Chaos usually seems synonymous with mayhem, disorder, unpredictability – right? Why would someone preparing for a marathon want to embrace chaos?
Filling the void
I recently looked up the origin of the word chaos and found one interpretation indicating that it is derived from the concept of a gaping void, a chasm.
I don’t know about anyone else, but as a marathon runner the idea of encountering chasms and gaping voids is not exactly what I consider to be my comfort zone.
Then again, isn’t that why we train for so long and with such purpose?
Our training process is designed to bridge the chasm from where we are now in our physical state to where we want to be months down the road. We may be seeking a new challenge, a new accomplishment, a renewed sense of who we are and what we’re capable of. We may even find ourselves filling a void that we didn’t know existed until we started down this path.
“Controlled chaos”… Establishing your plan. Visualizing your success. Following through on your training plan, filling in the gaps along the way. Pushing through barriers and challenges. Believing in the process. Showing up to the starting line prepared. Executing to the best of your ability on race day. Looking back on your accomplishment and seeing how far you’ve come.
If this is chaos, it sounds pretty good to me.
More than a marathon photo…
My marathon photo is on the Pebble Beach website!
I suppose if I were a photographer, or I lived in Monterey County, or if I worked at Pebble Beach, this wouldn’t seem like such a headline. But, none of those scenarios apply to me. I live in the Midwest, I’m not a photographer, but I do run marathons… most recently the Big Sur International Marathon.
OK – so I’m not even in this photo… What’s the big deal?
Yes, I know. It’s not a photo of me. It’s a photo I took while running the marathon from Big Sur to Carmel.
What you see in this photo will depend on your view, your perspective. Some may see the beautiful California coast on an overcast spring morning. Some may focus on the runners. Some may wonder why I care so much about a photo that I’m not actually in…
What do I see in this photo? I see a mile long stream of runners in front of me, all working toward a significant personal goal. I see an overcast sky that I was grateful for so that we had relief from the heat and sun. I see one moment captured in time on a day in which thousands of people ran up the ragged California coast for 26.2 miles. I see that one of my most meaningful marathon photos from the event isn’t a selfie, but one that represents the experience, the journey.

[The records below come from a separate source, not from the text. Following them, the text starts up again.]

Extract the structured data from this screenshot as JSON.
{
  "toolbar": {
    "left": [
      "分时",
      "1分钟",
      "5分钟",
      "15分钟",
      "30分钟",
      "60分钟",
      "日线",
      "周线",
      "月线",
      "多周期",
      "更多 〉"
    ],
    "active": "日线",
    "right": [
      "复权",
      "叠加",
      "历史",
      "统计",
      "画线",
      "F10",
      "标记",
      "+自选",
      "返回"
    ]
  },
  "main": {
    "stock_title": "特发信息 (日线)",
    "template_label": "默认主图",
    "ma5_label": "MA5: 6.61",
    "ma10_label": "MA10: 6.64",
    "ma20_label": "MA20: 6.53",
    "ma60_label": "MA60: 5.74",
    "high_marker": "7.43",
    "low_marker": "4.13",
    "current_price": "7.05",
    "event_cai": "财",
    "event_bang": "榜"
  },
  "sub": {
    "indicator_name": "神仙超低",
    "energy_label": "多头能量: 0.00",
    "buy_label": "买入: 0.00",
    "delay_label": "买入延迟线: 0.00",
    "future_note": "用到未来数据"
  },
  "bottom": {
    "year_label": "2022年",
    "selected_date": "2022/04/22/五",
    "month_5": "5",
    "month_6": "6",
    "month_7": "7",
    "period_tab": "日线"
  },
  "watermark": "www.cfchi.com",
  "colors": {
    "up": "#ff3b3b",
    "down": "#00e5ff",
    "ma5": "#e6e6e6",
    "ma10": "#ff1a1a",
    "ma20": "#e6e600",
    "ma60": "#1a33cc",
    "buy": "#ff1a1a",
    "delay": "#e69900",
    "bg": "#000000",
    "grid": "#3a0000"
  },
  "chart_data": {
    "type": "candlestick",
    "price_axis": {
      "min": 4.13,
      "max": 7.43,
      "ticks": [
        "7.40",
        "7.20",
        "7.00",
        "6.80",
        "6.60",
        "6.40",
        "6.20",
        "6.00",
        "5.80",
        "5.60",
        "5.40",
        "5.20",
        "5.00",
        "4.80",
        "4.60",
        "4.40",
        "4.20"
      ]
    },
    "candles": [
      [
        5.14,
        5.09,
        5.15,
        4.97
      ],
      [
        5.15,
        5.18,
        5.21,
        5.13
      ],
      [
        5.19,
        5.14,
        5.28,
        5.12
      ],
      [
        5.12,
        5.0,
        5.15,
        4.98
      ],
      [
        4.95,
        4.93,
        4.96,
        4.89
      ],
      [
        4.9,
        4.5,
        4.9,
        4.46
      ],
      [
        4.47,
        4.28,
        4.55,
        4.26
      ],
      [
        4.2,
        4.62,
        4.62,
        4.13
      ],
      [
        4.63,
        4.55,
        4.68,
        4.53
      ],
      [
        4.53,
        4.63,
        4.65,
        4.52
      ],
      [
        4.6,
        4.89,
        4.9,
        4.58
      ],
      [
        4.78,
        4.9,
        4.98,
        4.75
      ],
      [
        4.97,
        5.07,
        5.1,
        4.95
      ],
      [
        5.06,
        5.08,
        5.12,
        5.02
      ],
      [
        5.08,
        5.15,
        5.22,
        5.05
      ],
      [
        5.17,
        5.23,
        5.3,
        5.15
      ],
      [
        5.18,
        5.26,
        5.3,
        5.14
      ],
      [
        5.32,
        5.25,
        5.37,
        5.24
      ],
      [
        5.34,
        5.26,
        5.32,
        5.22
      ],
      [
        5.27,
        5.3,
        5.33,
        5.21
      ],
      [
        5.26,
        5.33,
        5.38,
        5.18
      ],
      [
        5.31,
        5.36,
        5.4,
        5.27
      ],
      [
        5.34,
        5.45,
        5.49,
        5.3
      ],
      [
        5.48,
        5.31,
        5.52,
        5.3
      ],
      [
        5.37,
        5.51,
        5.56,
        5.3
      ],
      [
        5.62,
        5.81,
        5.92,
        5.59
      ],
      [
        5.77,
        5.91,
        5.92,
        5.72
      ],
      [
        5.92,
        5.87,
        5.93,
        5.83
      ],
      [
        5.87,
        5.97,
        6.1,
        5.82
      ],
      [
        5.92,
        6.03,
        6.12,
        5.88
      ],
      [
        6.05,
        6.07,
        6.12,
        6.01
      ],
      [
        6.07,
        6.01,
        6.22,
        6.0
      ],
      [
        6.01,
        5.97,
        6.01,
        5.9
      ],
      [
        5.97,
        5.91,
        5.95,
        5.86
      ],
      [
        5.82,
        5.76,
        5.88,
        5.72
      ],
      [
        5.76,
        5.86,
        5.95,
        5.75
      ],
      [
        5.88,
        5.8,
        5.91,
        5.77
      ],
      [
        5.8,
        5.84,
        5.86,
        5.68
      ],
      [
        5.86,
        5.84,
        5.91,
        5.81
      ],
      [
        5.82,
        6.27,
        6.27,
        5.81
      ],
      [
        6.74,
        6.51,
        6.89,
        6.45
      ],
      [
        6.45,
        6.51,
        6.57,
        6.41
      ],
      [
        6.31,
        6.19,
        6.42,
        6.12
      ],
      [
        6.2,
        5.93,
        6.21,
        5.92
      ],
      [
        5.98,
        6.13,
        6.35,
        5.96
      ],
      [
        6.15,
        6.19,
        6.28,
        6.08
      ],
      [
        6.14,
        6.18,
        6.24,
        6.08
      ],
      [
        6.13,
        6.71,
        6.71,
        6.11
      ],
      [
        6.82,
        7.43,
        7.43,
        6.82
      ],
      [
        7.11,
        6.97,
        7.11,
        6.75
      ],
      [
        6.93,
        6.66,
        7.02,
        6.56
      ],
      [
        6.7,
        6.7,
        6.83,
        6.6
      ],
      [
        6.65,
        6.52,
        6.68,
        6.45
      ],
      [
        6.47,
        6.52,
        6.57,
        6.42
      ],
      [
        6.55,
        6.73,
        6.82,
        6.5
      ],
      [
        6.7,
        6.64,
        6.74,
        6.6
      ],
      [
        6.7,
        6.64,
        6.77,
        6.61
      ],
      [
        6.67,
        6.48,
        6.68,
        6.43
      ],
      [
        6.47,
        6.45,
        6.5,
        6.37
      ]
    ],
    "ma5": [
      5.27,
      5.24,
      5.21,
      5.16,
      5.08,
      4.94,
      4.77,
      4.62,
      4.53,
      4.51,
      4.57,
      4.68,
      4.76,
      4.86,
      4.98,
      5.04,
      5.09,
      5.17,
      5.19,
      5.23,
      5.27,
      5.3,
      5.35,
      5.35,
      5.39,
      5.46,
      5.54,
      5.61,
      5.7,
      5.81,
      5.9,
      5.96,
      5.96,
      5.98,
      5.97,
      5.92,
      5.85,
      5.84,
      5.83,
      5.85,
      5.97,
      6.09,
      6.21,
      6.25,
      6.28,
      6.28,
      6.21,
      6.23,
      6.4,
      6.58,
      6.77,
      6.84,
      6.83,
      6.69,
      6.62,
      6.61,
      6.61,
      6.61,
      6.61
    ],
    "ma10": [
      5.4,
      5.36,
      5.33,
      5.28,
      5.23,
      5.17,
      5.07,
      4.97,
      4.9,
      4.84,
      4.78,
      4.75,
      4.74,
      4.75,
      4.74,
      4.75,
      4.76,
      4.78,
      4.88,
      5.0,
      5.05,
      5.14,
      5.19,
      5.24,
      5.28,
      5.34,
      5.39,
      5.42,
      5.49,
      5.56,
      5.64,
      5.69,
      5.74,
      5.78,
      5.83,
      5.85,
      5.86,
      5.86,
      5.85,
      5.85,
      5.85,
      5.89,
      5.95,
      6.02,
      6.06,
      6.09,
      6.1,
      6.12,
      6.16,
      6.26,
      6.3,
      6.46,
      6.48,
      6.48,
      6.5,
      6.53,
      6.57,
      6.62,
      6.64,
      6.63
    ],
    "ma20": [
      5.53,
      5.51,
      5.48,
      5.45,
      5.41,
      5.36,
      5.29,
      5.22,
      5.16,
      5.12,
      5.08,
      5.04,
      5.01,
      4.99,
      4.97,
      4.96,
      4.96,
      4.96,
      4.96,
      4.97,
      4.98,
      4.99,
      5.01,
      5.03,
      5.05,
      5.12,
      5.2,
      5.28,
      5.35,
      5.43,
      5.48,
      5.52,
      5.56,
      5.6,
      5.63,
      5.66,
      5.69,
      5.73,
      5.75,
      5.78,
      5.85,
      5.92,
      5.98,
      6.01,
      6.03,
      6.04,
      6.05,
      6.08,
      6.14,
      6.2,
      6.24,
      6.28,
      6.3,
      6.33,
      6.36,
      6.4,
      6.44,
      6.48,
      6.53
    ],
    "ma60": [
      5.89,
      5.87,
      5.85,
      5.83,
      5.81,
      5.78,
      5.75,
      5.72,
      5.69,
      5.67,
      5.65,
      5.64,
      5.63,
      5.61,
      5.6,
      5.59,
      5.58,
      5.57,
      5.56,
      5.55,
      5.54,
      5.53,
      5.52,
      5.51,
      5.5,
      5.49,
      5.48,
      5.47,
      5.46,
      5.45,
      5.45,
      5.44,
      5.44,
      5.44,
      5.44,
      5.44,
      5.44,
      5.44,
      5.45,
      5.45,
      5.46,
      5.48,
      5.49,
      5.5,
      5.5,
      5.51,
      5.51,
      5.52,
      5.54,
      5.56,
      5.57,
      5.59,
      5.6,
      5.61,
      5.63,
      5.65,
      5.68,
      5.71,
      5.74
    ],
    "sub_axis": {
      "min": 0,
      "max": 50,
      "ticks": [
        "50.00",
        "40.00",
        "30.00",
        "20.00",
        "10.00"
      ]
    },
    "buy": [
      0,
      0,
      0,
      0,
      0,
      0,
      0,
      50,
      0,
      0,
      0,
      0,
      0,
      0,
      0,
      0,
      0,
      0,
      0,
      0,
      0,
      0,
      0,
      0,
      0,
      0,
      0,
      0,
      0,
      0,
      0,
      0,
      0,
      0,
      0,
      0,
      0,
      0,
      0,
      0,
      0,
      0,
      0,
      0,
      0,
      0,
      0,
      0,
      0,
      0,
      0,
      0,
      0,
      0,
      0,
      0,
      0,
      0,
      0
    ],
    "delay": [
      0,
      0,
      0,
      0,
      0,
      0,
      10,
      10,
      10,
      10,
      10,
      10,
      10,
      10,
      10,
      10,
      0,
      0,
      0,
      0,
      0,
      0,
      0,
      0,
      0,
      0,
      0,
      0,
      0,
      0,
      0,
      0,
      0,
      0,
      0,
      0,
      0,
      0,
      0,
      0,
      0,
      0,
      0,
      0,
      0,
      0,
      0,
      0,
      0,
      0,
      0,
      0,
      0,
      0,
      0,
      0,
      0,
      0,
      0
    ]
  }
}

Still not sure how my photo got onto Pebble Beach’s website?
By reconnecting… When I traveled to Monterey for the marathon I reconnected (after 20+ years) with someone who used to live in my small hometown of Stockton, IL – and she now works for Pebble Beach Resorts (thank you facebook). She and her husband showed me a side of the Monterey area that I would not have experienced on my own. How grateful I was that they gave of their time to share their love of the Monterey, Pacific Grove, and Pebble Beach area with me. They made my travel experience so much richer than if I had been alone as a tourist.
When my friend contacted me a few weeks later to ask about using one of my photos as part of her professional role with Pebble Beach’s website – is there any doubt about my saying ‘yes’ to sharing that marathon moment with others?
Travel marathons are bigger than just one event spanning 26.2 miles. The journey includes the hundreds of miles you ran to prepare. The journey may include a thousand or more miles of travel. You may feel like your traveling alone, you may feel at times like you’re running alone during the marathon, but you’re not. Connect with others. Reach out. Explore. Share your journey. In the end, you will have more than a marathon to remember.